━━━ Records for the task
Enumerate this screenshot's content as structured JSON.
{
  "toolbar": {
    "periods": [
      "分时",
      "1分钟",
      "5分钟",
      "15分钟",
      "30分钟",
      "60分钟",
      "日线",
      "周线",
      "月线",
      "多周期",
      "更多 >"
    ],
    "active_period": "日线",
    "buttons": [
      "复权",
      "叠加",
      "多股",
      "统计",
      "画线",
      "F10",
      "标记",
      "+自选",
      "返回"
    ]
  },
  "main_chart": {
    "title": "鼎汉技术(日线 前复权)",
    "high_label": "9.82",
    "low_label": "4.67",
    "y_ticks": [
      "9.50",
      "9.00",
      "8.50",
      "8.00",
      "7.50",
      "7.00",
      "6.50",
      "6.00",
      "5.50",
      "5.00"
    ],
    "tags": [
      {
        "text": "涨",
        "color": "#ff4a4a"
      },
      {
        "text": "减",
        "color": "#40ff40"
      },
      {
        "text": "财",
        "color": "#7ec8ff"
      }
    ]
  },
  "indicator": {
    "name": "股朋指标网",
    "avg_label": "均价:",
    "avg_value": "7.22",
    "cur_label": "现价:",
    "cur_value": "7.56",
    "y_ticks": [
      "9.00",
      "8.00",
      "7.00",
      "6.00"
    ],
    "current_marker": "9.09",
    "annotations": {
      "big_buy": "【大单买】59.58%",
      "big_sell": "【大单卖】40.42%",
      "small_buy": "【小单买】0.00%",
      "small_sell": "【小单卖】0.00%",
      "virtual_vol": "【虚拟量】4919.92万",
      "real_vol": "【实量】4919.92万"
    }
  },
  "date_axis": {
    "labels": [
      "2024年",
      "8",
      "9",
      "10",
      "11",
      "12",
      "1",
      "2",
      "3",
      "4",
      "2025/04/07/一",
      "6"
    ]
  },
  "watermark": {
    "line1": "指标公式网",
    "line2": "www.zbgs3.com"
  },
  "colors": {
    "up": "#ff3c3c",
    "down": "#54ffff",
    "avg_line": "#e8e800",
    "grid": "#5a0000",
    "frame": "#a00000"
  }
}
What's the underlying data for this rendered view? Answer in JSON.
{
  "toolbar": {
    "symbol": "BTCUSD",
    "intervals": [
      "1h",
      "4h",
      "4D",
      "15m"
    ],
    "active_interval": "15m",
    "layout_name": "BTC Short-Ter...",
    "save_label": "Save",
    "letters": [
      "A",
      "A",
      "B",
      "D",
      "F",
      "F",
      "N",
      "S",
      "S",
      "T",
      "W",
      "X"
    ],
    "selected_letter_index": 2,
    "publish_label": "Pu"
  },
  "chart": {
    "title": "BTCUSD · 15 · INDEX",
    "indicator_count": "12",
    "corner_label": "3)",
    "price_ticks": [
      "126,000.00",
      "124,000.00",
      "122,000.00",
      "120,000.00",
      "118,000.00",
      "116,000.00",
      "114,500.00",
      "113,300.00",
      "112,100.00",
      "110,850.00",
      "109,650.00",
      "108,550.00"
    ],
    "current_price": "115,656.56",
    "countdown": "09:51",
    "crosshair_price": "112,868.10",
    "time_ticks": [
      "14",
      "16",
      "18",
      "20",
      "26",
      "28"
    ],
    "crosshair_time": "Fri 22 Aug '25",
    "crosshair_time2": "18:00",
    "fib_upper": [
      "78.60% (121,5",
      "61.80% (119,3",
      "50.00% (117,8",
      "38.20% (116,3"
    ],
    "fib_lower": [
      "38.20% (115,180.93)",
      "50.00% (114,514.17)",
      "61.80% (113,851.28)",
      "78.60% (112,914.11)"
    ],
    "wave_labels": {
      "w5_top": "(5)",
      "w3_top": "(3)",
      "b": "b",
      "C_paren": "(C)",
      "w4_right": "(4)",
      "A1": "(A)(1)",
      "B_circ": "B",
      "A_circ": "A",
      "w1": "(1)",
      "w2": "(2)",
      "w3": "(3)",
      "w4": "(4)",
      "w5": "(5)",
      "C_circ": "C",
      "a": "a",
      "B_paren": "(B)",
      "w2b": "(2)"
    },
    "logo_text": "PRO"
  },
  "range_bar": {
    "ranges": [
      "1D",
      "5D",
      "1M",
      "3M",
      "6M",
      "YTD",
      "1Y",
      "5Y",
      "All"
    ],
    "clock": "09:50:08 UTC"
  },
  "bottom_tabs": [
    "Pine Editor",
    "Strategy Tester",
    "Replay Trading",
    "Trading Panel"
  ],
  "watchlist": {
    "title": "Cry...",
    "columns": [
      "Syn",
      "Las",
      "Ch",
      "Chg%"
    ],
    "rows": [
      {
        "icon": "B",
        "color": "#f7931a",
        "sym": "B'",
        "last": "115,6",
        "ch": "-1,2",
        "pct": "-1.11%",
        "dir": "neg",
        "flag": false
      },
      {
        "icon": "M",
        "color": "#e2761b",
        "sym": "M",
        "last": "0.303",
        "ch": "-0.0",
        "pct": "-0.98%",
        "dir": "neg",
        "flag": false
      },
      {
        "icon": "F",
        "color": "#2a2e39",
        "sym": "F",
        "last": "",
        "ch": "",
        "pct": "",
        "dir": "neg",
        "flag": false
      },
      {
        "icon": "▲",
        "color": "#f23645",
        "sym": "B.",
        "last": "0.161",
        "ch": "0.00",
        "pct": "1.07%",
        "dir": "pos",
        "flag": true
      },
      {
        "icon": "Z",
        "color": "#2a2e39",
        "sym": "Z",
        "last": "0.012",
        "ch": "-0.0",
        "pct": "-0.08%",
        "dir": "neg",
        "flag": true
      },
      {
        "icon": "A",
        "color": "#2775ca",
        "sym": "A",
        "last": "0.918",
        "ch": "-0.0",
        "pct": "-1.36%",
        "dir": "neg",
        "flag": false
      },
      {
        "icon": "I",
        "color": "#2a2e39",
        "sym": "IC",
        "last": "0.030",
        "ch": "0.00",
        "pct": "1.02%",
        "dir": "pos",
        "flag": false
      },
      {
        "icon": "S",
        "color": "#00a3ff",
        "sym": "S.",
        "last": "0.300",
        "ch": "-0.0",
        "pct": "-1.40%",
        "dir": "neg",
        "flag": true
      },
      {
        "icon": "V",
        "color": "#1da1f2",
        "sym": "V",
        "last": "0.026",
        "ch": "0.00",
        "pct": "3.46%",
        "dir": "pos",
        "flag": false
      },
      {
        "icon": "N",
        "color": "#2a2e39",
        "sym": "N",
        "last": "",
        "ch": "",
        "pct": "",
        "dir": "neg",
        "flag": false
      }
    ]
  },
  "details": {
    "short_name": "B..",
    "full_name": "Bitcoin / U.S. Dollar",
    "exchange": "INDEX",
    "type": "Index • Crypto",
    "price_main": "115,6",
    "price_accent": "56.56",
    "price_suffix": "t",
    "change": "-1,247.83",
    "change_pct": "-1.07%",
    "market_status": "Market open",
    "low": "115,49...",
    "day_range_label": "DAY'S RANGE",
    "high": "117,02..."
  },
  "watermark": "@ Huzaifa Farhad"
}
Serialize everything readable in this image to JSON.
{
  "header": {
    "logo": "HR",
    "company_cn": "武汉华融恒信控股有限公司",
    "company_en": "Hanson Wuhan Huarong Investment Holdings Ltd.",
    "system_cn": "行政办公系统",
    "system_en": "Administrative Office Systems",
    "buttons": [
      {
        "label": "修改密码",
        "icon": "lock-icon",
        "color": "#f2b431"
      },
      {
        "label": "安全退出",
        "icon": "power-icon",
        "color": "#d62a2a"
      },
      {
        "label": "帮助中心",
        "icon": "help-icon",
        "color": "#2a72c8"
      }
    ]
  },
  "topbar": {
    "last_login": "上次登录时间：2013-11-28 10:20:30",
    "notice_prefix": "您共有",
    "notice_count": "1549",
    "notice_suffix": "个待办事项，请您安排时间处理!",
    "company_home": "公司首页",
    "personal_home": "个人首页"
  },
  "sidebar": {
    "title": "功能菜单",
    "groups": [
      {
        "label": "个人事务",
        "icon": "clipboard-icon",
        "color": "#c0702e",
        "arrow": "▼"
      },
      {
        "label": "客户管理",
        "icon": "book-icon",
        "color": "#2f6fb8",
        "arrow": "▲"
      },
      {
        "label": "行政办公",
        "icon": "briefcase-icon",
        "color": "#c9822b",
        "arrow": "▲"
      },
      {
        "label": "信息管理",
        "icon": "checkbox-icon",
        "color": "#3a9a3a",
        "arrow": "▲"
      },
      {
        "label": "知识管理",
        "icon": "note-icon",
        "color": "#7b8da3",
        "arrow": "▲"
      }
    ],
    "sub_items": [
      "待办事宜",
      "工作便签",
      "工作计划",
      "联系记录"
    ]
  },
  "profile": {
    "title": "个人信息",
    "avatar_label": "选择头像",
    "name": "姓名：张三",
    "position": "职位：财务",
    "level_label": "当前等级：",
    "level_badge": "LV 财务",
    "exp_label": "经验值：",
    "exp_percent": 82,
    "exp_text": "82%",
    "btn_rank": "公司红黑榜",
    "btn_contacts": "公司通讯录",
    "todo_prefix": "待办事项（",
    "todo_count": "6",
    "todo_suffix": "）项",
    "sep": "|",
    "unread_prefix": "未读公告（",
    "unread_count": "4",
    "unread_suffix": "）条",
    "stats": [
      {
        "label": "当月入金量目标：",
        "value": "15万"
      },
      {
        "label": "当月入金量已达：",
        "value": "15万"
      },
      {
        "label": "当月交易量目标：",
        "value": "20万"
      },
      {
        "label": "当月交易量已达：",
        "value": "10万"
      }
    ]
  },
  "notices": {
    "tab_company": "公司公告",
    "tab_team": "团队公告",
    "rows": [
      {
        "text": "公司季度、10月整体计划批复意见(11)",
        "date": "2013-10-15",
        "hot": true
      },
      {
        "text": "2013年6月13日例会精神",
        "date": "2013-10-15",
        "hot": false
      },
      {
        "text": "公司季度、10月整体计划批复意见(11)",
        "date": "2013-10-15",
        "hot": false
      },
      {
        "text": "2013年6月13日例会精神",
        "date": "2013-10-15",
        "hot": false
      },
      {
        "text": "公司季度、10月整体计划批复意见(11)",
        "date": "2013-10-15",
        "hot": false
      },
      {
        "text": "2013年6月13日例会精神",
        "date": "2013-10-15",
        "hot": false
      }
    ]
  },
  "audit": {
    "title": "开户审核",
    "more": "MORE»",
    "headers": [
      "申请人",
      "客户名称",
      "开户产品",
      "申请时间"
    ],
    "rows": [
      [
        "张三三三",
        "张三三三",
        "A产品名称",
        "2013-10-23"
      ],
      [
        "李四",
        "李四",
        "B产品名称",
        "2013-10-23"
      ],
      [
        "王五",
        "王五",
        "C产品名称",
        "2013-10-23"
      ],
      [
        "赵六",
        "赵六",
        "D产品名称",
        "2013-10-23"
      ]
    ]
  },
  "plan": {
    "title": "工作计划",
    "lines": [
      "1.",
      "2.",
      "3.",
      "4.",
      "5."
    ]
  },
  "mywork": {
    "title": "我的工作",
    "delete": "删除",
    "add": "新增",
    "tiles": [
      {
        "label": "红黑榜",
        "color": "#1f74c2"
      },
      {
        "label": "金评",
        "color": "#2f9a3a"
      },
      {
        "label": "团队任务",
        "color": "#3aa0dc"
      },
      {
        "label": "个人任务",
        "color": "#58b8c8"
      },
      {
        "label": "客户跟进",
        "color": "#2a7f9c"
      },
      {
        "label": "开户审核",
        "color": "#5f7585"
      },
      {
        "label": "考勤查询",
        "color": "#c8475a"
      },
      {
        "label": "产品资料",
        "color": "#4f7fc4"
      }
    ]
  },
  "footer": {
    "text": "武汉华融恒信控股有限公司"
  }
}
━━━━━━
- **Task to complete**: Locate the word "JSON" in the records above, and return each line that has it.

- **Result for this exercise**:
Enumerate this screenshot's content as structured JSON.
What's the underlying data for this rendered view? Answer in JSON.
Serialize everything readable in this image to JSON.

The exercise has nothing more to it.